Conflict, then, can exist only between environment—environment being economic and social conditions, political domination, neighbours —between that environment, and the result of environment, which is the ‘I’. Conflict can exist only so long as there is reaction to that environment which produces the ‘I’, the self. The majority of people are unconscious of this conflict—the conflict between one’s self, which is but the result of the environment, and the environment itself; very few are conscious of this continuous battle. Second Talk in The Oak Grove, Ojai, 17 June 1934 If you are aware you will realize that your mind is constantly engaged in the activities of the ego and its identification; if you pursue this activity further, you will find the deep-seated self-interest. Reflection on the Self, First Talk in The Oak Grove, 7 April 1946
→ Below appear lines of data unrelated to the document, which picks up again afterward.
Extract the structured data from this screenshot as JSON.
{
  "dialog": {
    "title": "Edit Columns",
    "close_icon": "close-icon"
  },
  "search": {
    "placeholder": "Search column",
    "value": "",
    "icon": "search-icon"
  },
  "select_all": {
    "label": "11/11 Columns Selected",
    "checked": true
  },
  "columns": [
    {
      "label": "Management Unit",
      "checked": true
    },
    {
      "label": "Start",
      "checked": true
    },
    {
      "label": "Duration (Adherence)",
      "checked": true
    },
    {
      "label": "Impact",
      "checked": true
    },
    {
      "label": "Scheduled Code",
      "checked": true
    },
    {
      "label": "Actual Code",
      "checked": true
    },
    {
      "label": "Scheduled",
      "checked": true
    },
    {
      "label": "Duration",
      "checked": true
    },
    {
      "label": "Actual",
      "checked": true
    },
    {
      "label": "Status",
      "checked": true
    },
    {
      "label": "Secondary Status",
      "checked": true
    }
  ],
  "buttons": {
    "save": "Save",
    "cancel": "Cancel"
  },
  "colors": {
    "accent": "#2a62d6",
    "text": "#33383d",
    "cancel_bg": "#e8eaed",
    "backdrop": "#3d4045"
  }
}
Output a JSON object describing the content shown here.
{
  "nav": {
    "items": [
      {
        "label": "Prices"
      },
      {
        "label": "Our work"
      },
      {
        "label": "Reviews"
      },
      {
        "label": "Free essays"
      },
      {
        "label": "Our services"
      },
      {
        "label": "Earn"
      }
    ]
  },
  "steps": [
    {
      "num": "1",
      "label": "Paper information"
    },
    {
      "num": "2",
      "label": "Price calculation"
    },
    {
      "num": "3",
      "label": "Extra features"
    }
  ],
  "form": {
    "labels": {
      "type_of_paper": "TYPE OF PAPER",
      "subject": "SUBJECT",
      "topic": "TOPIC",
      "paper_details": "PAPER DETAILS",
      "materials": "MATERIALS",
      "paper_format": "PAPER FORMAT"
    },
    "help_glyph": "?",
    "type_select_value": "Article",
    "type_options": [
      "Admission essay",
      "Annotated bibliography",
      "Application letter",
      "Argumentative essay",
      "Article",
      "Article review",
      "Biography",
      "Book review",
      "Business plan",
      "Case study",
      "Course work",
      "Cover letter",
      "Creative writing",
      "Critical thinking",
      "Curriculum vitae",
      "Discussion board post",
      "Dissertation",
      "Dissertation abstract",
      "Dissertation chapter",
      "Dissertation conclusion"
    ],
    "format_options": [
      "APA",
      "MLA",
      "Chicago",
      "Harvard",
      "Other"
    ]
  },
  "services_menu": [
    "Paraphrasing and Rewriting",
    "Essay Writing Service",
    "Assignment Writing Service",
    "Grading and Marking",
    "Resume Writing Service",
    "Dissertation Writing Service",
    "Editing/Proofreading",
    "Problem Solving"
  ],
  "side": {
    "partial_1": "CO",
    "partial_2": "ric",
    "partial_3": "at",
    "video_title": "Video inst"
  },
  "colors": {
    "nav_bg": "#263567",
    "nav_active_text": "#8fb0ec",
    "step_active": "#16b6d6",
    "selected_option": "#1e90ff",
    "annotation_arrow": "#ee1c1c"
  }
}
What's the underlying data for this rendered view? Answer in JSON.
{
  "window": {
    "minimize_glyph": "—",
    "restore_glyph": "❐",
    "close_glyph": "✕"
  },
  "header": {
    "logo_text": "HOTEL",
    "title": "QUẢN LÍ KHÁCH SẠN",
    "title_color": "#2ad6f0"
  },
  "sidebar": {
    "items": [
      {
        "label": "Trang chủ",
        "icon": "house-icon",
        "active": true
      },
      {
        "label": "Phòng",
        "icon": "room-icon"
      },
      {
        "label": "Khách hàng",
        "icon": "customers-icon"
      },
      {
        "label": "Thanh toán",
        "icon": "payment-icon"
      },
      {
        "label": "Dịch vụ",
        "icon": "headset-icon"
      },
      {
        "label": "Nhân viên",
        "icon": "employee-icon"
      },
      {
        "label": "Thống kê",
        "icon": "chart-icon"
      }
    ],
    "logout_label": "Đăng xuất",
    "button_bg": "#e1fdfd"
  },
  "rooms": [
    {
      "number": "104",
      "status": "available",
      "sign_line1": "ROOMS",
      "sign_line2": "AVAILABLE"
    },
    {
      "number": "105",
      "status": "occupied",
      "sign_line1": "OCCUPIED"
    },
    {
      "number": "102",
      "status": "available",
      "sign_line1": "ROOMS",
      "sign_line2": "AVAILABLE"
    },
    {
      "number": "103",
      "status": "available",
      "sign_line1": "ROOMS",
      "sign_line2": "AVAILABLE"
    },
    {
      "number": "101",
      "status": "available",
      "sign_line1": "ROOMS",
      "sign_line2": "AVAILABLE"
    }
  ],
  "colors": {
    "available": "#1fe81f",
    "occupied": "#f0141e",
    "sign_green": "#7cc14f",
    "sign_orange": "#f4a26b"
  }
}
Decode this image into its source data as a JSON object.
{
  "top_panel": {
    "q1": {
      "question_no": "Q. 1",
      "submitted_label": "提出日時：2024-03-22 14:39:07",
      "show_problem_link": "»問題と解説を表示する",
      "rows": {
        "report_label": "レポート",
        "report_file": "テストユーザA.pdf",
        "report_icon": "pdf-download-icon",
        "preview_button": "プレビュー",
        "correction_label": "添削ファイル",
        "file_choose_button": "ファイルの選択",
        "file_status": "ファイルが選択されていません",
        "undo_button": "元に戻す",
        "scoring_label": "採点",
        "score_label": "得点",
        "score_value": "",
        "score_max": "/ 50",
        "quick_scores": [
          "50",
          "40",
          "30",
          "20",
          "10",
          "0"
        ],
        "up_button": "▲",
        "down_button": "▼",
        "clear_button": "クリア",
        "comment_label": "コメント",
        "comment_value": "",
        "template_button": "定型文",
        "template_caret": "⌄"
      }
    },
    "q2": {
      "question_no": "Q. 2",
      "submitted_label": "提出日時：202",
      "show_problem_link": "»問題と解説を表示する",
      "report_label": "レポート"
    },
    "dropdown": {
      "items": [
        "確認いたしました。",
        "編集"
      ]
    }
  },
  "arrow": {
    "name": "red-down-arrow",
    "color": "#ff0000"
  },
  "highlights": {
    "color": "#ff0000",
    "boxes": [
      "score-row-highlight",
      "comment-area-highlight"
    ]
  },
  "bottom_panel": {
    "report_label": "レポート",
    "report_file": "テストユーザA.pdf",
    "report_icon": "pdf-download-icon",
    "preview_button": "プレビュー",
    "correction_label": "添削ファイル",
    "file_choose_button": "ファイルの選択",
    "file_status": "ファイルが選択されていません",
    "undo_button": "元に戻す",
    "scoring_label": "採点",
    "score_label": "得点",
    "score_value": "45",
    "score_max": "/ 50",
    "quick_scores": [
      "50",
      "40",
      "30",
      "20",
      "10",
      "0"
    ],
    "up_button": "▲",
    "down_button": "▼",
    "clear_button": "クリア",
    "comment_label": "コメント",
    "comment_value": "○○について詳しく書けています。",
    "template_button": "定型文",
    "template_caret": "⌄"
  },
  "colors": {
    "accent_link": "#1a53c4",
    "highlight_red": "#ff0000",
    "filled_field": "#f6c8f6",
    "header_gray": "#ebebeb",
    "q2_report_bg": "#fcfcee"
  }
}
‘Conflict’ is the buzz word. Recently, a long retired but still immensely respected cricketer was being asked for his views on the question of ‘conflict of interest’, an issue that has been plaguing Indian cricket authorities for some time now. He himself perhaps had two roles to play, namely those of an advisor and a commentator. He was unable to see why there should be a conflict of interest at all and asserted that there wasn’t. I bring this up because the two words ‘conflict’ and ‘interest’ are suggestive in a Krishnamurtian context. As Krishnamurti put it, “where there is division there must be conflict” and “where there is self-interest there must be corruption” (By corruption he meant much more than merely passing money under the table). However, in today’s world, there could be not one but a double interest, and yet one can carry on breezily saying that there is interest but no conflict, as there is no division! Apparently, as long as the money from both sources goes to the same person, there is no division, hence no conflict of interest—QED. If you did not notice, integrity just went out of the back door.

The sport-related issue mentioned above would be helpful in moving from the outer, the world out there, to the inner, our psychological world where all our hypocrisy, insecurity, anxiety, greed and ambition reside. What we see ‘out there’ is of course the spill over from this inner world. In the world we have made there is grievous economic inequality, appalling corruption, unprecedented levels of private and public violence and so on. In order to address these issues, governments put up structures of all kinds and imagine that much amelioration is taking place. However, this is the old story of the thief dressing himself as a policeman and searching for the thief, only that all of us are in this together. There is no ‘they’.

In our personal lives, especially among adults, there is tremendous loss of energy due to deep-rooted selfishness and self-interest leading to conflict. We can observe in ourselves an endemic inability to work with one another and great difficulty in listening to each other. Terrible wars have taken place before and man’s inhumanity to man is not a recent phenomenon, but I wonder if the world has ever witnessed such levels of religious bigotry, xenophobic paranoia and edgy, neurotic intolerance that haunt us today.

For all this what answers do governments have? They have conflict resolution and disaster management programmes for its officials that at best help them deal with conflicts and disasters after they have happened. Even for facing natural disasters such as earthquakes and floods, these preparations have been found wanting. What of human-inspired conflicts? Where shall we begin to address them? In the epigraph with which this piece begins, Krishnamurti pithily defines conflict as a reaction to the environment, that is, everything other than the ‘me’, which is itself the result of the environment. Our present predicament is the price we pay for our apparently inherent inability to see the truth of what Krishnamurti says.

We refuse to see the breakdown in personal relationships, or are unable to see that we ourselves contribute to it. The young increasingly find comfort in electronic friendships and self-absorption has taken bizarre routes to achieve pleasure. We confuse being ‘touchy’ with being ‘sensitive’, the latter term giving us a cosy feeling that we are alive to other people’s feelings and to the ‘non-human environment’. So, how shall we sing our lament? As the poet WH Auden wrote in his poem, ‘It’s No Use Raising A Shout’ in 1929, in the aftermath of World War I when the western world was engulfed in a ‘tidal wave of cynicism’:

Put the car away;
when life fails
What’s the good of going to Wales?
Here am I, here are you:
But what does it mean?
What are we going to do?

Krishnamurti pointed out that the only way is to take the ‘arduous’ path of self-knowledge, which requires great honesty and integrity. To begin with, we would need to look closely at our dearly held ideas and prejudices and own up to them. Why is this so difficult?

Have you ever tried, or lived a life without self-interest? If you have, then you will have quite a different activity in life. Because we haven’t done it, we say it is impossible. If you have to climb a mountain, and you have to climb that mountain, you don’t begin by saying it is impossible. You go up it, with your capacity, with your energy and drive. And if you want to find out whether it is possible to live in this world without conflict, you have to do it, find out. That is, can you live without self-interest? Third Public Talk at Madras, 5 January 1985